“A moment where our philanthropic interests must align with some of the gaps and services that we are seeing today.”
Adams has also urged New Yorkers to voice their concerns to Washington, D.C., requesting additional support for the city facing what he deems a “national crisis.” These comments followed the announcement by the “sanctuary city” that it would reduce police numbers to redirect funds toward assisting migrants. Budget cuts have been initiated in various sectors, including education and sanitation. Adams unveiled a $110.5 billion budget, asserting that cuts across all agencies were unavoidable.
The city spent $1.45 billion in fiscal 2023 addressing the migrant crisis, with an anticipated expenditure of an additional $11 billion in taxpayer funds in 2024 and 2025. The New York Police Department (NYPD) will implement a hiring freeze to reduce numbers to below 30,000 by the end of fiscal year 2025, aiming to lower the current count from over 33,000. Significant cuts are also planned for education programs, including the universal pre-kindergarten initiative, and sanitation services.
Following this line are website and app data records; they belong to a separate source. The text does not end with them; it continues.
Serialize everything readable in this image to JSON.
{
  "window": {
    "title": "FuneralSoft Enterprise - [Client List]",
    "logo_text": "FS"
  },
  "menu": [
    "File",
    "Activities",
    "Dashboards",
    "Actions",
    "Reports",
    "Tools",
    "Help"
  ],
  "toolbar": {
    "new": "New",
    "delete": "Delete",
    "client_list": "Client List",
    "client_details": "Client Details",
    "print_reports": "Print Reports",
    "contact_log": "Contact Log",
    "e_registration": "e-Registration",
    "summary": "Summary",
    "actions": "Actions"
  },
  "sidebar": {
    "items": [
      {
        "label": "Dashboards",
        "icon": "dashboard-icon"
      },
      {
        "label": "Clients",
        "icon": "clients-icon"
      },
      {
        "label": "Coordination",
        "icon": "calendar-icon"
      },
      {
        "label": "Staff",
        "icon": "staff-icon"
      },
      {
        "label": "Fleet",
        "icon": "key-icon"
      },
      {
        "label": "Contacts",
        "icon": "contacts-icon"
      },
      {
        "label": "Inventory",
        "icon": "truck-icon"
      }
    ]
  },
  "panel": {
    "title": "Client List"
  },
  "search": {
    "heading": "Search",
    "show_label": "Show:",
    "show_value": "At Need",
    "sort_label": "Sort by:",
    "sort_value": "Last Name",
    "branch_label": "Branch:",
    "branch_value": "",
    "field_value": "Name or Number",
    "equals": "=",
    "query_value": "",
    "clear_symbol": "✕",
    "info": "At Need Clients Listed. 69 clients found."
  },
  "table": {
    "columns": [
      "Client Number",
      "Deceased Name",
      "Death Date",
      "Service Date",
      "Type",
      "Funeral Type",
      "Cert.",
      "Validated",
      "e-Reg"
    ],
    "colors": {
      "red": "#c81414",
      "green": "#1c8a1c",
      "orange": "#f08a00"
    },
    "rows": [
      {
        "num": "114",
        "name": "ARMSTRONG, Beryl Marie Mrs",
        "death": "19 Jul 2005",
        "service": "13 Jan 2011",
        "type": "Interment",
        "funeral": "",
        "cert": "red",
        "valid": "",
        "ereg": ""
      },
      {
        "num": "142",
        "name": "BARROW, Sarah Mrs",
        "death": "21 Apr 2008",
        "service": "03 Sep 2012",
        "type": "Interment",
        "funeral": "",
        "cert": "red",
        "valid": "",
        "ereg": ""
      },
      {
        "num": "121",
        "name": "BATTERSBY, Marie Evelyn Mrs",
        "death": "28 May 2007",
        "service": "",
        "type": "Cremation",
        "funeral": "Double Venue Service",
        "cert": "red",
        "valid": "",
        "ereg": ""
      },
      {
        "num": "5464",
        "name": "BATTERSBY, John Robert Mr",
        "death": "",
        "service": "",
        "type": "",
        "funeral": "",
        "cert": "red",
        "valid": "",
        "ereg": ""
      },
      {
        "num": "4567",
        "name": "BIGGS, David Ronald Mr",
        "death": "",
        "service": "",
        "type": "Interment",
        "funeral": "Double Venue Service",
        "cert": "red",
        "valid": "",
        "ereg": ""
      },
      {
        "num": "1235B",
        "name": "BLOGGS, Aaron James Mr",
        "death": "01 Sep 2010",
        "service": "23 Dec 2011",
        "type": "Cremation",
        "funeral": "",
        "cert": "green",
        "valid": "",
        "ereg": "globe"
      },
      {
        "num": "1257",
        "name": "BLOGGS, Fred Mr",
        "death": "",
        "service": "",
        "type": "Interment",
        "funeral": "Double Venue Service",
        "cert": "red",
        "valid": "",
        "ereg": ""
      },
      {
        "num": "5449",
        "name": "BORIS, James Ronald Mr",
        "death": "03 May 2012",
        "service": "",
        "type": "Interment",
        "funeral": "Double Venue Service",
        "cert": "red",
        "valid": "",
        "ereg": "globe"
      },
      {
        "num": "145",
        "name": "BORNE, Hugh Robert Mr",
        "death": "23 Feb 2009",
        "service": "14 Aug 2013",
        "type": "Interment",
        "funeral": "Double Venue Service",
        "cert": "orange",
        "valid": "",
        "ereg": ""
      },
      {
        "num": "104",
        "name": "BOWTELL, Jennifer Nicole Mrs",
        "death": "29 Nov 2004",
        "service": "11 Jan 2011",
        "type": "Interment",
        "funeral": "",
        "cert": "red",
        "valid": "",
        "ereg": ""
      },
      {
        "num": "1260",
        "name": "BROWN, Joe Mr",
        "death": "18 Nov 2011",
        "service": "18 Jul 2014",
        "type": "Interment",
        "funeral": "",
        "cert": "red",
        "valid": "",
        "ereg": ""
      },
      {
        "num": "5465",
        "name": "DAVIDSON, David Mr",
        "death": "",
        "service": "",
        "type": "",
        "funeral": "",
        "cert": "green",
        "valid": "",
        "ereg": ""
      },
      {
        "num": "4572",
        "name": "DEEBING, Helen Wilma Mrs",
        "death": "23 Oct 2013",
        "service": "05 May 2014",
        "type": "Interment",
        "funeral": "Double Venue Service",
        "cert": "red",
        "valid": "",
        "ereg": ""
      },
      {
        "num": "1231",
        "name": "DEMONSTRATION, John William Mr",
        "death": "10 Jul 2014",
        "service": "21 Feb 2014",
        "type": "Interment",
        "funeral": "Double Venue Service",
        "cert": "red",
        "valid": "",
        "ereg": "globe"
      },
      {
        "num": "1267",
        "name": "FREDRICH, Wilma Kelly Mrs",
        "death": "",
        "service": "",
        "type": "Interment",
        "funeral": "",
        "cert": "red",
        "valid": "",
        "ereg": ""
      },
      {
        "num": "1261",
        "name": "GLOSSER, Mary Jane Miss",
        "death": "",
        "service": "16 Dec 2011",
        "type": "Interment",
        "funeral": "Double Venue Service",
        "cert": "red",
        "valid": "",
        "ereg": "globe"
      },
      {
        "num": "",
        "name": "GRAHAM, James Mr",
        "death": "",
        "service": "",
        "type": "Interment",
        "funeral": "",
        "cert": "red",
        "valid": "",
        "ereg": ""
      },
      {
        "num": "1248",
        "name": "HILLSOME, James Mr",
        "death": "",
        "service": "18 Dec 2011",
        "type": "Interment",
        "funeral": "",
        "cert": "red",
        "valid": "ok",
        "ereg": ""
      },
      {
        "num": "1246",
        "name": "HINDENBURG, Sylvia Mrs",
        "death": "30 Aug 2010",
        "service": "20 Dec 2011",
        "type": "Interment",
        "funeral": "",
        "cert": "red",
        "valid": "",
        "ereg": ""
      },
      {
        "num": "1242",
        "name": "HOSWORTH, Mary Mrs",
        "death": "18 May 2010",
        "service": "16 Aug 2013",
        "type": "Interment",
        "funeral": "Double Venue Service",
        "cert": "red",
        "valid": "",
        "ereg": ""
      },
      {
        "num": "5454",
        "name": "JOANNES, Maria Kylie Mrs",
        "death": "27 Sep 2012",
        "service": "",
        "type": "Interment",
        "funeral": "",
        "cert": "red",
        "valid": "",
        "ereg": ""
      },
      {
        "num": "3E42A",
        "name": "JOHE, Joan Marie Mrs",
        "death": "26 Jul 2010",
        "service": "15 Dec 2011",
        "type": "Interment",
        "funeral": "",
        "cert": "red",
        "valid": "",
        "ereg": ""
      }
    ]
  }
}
Since last year, over 130,000 migrants have arrived in New York City.
The situation is a consequence of the prolonged crisis at the southern border, spanning nearly three years, primarily attributed to Biden’s policies. It’s worth noting that the figures observed in NYC represent only a fraction of the over 2.4 million migrant encounters at the southern border in FY 23. Despite this, Adams has expressed concern that the crisis could have a devastating impact on the city. The recent budget cuts have sparked anger from the city’s teachers and police unions.
“This is truly a disaster for every New Yorker who cares about safe streets,” police union President Patrick Hendry said.
“Cops are already stretched to our breaking point, and these cuts will return us to staffing levels we haven’t seen since the crime epidemic of the ‘80s and ‘90s.”
“We cannot go back there. We need every level of government to work together to find a way to support police officers and protect New York City’s thirty years of public safety progress,” he said.
New York City, along with other liberal jurisdictions such as Massachusetts and Chicago, has appealed for increased federal assistance due to the escalating numbers of migrants. The Biden administration highlights that it has allocated over $770 million in the past year to support communities dealing with migrant influx. The White House also emphasizes the recommendations provided by its teams of experts.
A DHS official contends that the department has deployed personnel to aid in authorizing work permits and educating migrants about the immigration system. Additionally, the White House has requested an extra $14 billion in emergency funding for border operations, including $1.4 billion in grants for local governments and nonprofits. Despite these efforts, the border crisis persists, with over 249,000 migrant encounters in October, only slightly lower than the record set in September. Since the start of the fiscal year, there has been an average of over 1,000 detected gotaways per day.